WHAT THIS TASK INVOLVES: Please return all the records exactly, with nothing left out.
(GIVEN DATA Opens)
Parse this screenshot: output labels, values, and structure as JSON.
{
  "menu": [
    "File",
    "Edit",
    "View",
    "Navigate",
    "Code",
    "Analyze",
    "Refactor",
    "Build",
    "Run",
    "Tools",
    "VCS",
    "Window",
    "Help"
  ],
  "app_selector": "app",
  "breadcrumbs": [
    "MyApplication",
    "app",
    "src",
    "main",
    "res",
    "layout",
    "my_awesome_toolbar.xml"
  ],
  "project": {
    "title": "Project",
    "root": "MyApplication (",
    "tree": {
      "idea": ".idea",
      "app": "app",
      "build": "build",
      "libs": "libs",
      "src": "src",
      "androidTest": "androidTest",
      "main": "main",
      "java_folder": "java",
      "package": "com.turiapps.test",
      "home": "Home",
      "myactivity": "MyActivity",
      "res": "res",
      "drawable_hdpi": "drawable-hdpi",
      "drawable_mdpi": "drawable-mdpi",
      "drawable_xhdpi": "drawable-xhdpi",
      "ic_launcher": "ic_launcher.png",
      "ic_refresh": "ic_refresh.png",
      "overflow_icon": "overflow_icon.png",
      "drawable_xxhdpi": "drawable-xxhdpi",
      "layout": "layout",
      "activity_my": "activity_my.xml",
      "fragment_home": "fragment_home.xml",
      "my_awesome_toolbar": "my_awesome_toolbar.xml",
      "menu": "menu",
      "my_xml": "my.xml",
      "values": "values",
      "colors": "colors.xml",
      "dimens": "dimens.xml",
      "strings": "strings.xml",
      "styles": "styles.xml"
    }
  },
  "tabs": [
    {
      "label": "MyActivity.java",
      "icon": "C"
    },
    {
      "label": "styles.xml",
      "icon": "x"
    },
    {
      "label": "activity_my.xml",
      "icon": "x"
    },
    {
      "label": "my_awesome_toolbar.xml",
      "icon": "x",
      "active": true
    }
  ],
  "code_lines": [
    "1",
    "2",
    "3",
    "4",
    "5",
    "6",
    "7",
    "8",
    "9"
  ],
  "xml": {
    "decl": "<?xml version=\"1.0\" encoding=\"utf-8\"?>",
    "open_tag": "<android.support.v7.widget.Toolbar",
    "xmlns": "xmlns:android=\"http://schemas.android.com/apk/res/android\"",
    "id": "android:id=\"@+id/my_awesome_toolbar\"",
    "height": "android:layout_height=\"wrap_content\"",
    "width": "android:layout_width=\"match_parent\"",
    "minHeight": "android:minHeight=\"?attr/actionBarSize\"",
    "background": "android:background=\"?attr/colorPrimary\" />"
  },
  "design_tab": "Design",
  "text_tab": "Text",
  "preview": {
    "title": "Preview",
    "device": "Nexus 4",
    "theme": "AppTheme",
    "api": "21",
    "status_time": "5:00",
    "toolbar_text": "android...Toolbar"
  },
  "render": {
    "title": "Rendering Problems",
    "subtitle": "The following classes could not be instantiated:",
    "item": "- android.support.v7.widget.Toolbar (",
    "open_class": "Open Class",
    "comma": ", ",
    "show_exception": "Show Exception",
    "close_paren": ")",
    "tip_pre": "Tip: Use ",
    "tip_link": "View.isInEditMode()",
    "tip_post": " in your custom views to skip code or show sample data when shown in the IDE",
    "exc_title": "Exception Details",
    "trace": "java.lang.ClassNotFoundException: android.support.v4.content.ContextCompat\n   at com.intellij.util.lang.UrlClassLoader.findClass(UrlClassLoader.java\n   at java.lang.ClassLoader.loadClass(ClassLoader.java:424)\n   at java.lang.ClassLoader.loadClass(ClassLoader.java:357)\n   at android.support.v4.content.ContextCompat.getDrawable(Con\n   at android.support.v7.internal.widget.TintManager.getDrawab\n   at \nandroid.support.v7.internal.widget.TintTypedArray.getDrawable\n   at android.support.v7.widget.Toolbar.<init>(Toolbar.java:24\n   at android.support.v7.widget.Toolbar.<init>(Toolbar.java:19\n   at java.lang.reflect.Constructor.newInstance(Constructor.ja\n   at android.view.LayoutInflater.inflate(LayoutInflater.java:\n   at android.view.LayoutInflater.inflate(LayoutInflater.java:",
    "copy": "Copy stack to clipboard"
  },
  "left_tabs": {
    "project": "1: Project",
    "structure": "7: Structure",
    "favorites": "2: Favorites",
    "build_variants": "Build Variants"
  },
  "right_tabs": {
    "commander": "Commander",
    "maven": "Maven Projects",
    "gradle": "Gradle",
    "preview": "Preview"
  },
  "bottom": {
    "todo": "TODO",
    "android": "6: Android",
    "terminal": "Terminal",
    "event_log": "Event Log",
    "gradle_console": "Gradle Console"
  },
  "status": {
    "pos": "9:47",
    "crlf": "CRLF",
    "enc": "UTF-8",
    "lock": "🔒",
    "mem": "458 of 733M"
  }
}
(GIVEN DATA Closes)
SOLUTION TO THE PROBLEM:
Parse this screenshot: output labels, values, and structure as JSON.
{
  "menu": [
    "File",
    "Edit",
    "View",
    "Navigate",
    "Code",
    "Analyze",
    "Refactor",
    "Build",
    "Run",
    "Tools",
    "VCS",
    "Window",
    "Help"
  ],
  "app_selector": "app",
  "breadcrumbs": [
    "MyApplication",
    "app",
    "src",
    "main",
    "res",
    "layout",
    "my_awesome_toolbar.xml"
  ],
  "project": {
    "title": "Project",
    "root": "MyApplication (",
    "tree": {
      "idea": ".idea",
      "app": "app",
      "build": "build",
      "libs": "libs",
      "src": "src",
      "androidTest": "androidTest",
      "main": "main",
      "java_folder": "java",
      "package": "com.turiapps.test",
      "home": "Home",
      "myactivity": "MyActivity",
      "res": "res",
      "drawable_hdpi": "drawable-hdpi",
      "drawable_mdpi": "drawable-mdpi",
      "drawable_xhdpi": "drawable-xhdpi",
      "ic_launcher": "ic_launcher.png",
      "ic_refresh": "ic_refresh.png",
      "overflow_icon": "overflow_icon.png",
      "drawable_xxhdpi": "drawable-xxhdpi",
      "layout": "layout",
      "activity_my": "activity_my.xml",
      "fragment_home": "fragment_home.xml",
      "my_awesome_toolbar": "my_awesome_toolbar.xml",
      "menu": "menu",
      "my_xml": "my.xml",
      "values": "values",
      "colors": "colors.xml",
      "dimens": "dimens.xml",
      "strings": "strings.xml",
      "styles": "styles.xml"
    }
  },
  "tabs": [
    {
      "label": "MyActivity.java",
      "icon": "C"
    },
    {
      "label": "styles.xml",
      "icon": "x"
    },
    {
      "label": "activity_my.xml",
      "icon": "x"
    },
    {
      "label": "my_awesome_toolbar.xml",
      "icon": "x",
      "active": true
    }
  ],
  "code_lines": [
    "1",
    "2",
    "3",
    "4",
    "5",
    "6",
    "7",
    "8",
    "9"
  ],
  "xml": {
    "decl": "<?xml version=\"1.0\" encoding=\"utf-8\"?>",
    "open_tag": "<android.support.v7.widget.Toolbar",
    "xmlns": "xmlns:android=\"http://schemas.android.com/apk/res/android\"",
    "id": "android:id=\"@+id/my_awesome_toolbar\"",
    "height": "android:layout_height=\"wrap_content\"",
    "width": "android:layout_width=\"match_parent\"",
    "minHeight": "android:minHeight=\"?attr/actionBarSize\"",
    "background": "android:background=\"?attr/colorPrimary\" />"
  },
  "design_tab": "Design",
  "text_tab": "Text",
  "preview": {
    "title": "Preview",
    "device": "Nexus 4",
    "theme": "AppTheme",
    "api": "21",
    "status_time": "5:00",
    "toolbar_text": "android...Toolbar"
  },
  "render": {
    "title": "Rendering Problems",
    "subtitle": "The following classes could not be instantiated:",
    "item": "- android.support.v7.widget.Toolbar (",
    "open_class": "Open Class",
    "comma": ", ",
    "show_exception": "Show Exception",
    "close_paren": ")",
    "tip_pre": "Tip: Use ",
    "tip_link": "View.isInEditMode()",
    "tip_post": " in your custom views to skip code or show sample data when shown in the IDE",
    "exc_title": "Exception Details",
    "trace": "java.lang.ClassNotFoundException: android.support.v4.content.ContextCompat\n   at com.intellij.util.lang.UrlClassLoader.findClass(UrlClassLoader.java\n   at java.lang.ClassLoader.loadClass(ClassLoader.java:424)\n   at java.lang.ClassLoader.loadClass(ClassLoader.java:357)\n   at android.support.v4.content.ContextCompat.getDrawable(Con\n   at android.support.v7.internal.widget.TintManager.getDrawab\n   at \nandroid.support.v7.internal.widget.TintTypedArray.getDrawable\n   at android.support.v7.widget.Toolbar.<init>(Toolbar.java:24\n   at android.support.v7.widget.Toolbar.<init>(Toolbar.java:19\n   at java.lang.reflect.Constructor.newInstance(Constructor.ja\n   at android.view.LayoutInflater.inflate(LayoutInflater.java:\n   at android.view.LayoutInflater.inflate(LayoutInflater.java:",
    "copy": "Copy stack to clipboard"
  },
  "left_tabs": {
    "project": "1: Project",
    "structure": "7: Structure",
    "favorites": "2: Favorites",
    "build_variants": "Build Variants"
  },
  "right_tabs": {
    "commander": "Commander",
    "maven": "Maven Projects",
    "gradle": "Gradle",
    "preview": "Preview"
  },
  "bottom": {
    "todo": "TODO",
    "android": "6: Android",
    "terminal": "Terminal",
    "event_log": "Event Log",
    "gradle_console": "Gradle Console"
  },
  "status": {
    "pos": "9:47",
    "crlf": "CRLF",
    "enc": "UTF-8",
    "lock": "🔒",
    "mem": "458 of 733M"
  }
}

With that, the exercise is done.